The magazine needs more adventure stories and trail reviews. I have lived in Ohio and Florida since I began subscribing about seven years ago, and seldom has Backpacker detailed anything about trails nearby. Folks who live out West will fare better.
There are some good departments in the magazine. Signpost details news events that affect backpacking, including legislation in Washington and state capitals. There are regular columns about cooking on the trail and about animals you might find in the woods (but not about cooking animals you find in the woods). There's a fine monthly section about wilderness health, including first aid.
If you have all the equipment you need, I suggest finding a newsstand that carries Backpacker and perusing it there every month. If an article grabs you, buy it. If you're just starting out, by all means subscribe and save back issues. You'll be glad you did.
There is a lot of good information in here, but take everything with a grain of salt. They are driven by their advertisers, and strangely enough many of their reviews sound more like an ad for the product instead of a review. So try to read between the lines, and try the equipment yourself before you buy it. Overall a good mag.

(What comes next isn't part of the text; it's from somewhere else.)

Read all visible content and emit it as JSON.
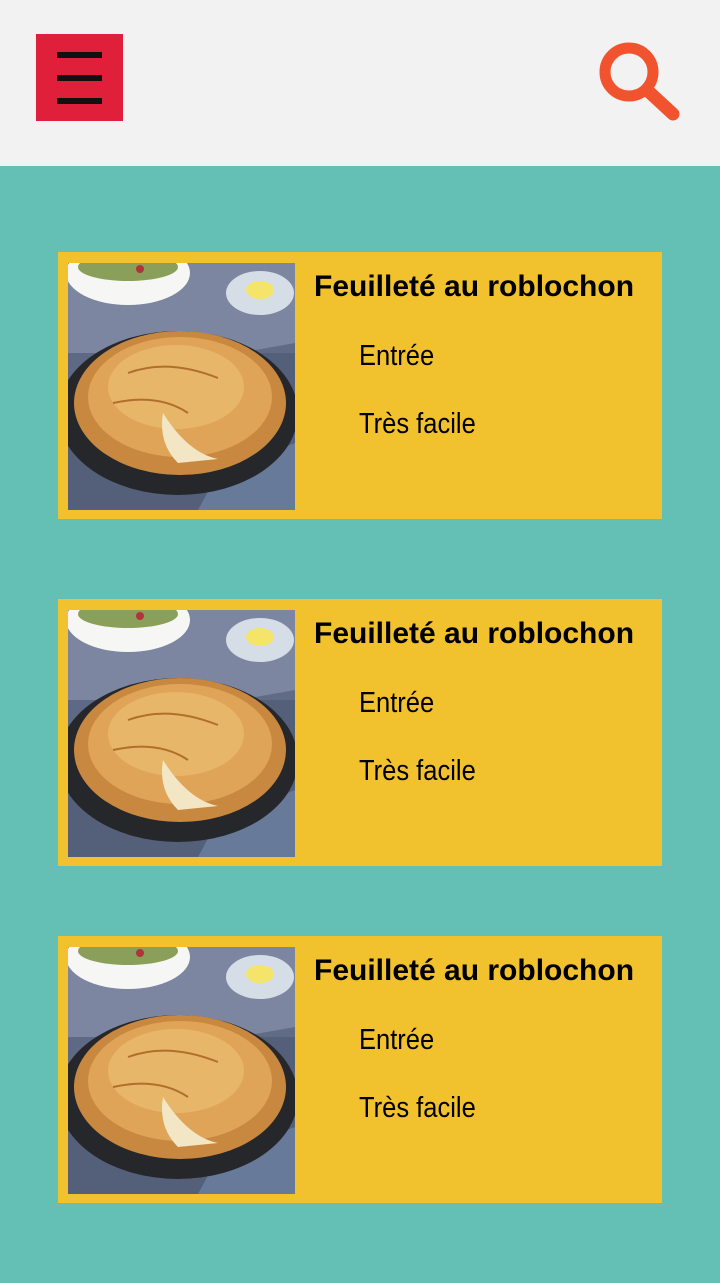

I love to pick up this magazine and dream. It seems that every month there is a trail somewhere in the world that they review that I'd like to hike. But hiking isn't this magazine's only focus. I also appreciate the equipment reviews. They usually will run the products they review through a real world test, making the results easier to understand and believe. Plus, there are frequently articles about issues outdoor enthusiats care about. Articles about scenic photography, articles about wildland politics, and articles about outdoor adventurers are all included. But, above all, this magazine is a great one to browse through when you want to think about being somewhere else!

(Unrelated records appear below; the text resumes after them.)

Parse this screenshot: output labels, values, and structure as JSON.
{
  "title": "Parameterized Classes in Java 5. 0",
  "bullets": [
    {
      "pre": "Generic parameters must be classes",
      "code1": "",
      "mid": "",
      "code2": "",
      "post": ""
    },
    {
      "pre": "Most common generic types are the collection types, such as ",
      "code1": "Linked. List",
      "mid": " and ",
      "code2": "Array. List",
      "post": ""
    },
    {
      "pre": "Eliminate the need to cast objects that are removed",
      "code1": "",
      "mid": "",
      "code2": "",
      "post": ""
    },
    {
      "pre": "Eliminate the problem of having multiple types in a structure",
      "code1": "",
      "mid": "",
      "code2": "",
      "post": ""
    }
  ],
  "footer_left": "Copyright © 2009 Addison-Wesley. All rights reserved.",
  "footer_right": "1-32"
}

Backpacker magazine is for great resource for adventurers, hikers, campers, trekers, and gear-heads.
Backpacker is a quick read (generally apx 80-100 pages)with colorful fullpage vista photos, which features:

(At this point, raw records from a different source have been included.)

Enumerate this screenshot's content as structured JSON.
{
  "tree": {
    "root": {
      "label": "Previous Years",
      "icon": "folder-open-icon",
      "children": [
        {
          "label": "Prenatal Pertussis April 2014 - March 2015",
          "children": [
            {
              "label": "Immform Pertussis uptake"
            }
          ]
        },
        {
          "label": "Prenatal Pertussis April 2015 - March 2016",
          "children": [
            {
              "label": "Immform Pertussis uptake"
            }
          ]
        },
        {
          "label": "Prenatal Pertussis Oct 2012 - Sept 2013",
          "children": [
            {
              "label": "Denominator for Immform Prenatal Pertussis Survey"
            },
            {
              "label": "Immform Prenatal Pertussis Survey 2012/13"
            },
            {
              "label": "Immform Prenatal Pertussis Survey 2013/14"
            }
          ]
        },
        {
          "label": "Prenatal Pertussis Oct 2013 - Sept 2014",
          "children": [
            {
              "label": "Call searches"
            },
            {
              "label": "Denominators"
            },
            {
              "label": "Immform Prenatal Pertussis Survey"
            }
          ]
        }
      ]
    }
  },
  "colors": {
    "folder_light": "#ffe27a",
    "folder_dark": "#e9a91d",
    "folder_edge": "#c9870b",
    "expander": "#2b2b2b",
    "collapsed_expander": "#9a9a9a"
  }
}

- adventure narratives
- trip specifics: GPS routes, maps, permit info, trail highlights, elevation stats, etc
- lists of the "greats" (enumerated lists of great camping sites, great gear, great national parks, etc)
- recipes for the trail
- gear recommendations
- survival skill guides
- additional information/resources made available on the webiste
The destination guide information is helpful to expand your backpacking, camping, and trekking trip options. The skills are sometimes pretty basic (first aid, bear safety, leave no trace)--but even highly-accomplished adventurers can use a reminder sometimes. The gear suggestions are often of the expensive-cutting-edge persuasion and trend toward the pursuit of the hyper-light.
Backpacker was the PREMIERE outdoor adventure magazine until it changed hands from Rondale press. Now it is a shell of its former self. Still better than the fashion-puke rags that claim to be adventure mags like Outside and anything with "Mens" in the title. A few less ads would make the magazine better, but for those who complain about the political edge, Backpacker has a long tradition of EXCELLENT outdoors-related political commentary. Backpacker reviews have always been spot on and I have never been dissatisfied by any of their recommendations. Worth a cheap subscription price.
There is some good information here about equipment, potential hikes, backpacking technique and survival.
I know that the publisher could be influenced by advertizing, but there is a ton of equipment information here, and I can sort through it to get a good picture of what equipment is out there.
The magazine is useful enough that I read every issue.
This is a good magazine for those who enjoy the outdoors. Good articles and good photos that make you want to walk the trails.
It is like seeing and old friend. I used to subscribe to Backpacker may decades ago and enjoyed it very much. My Hiking days are over but I still have the interest. The new format is quite different than in 1958. I still love those recipies and love reading about all the new gadgets.
Truly, Bill Clay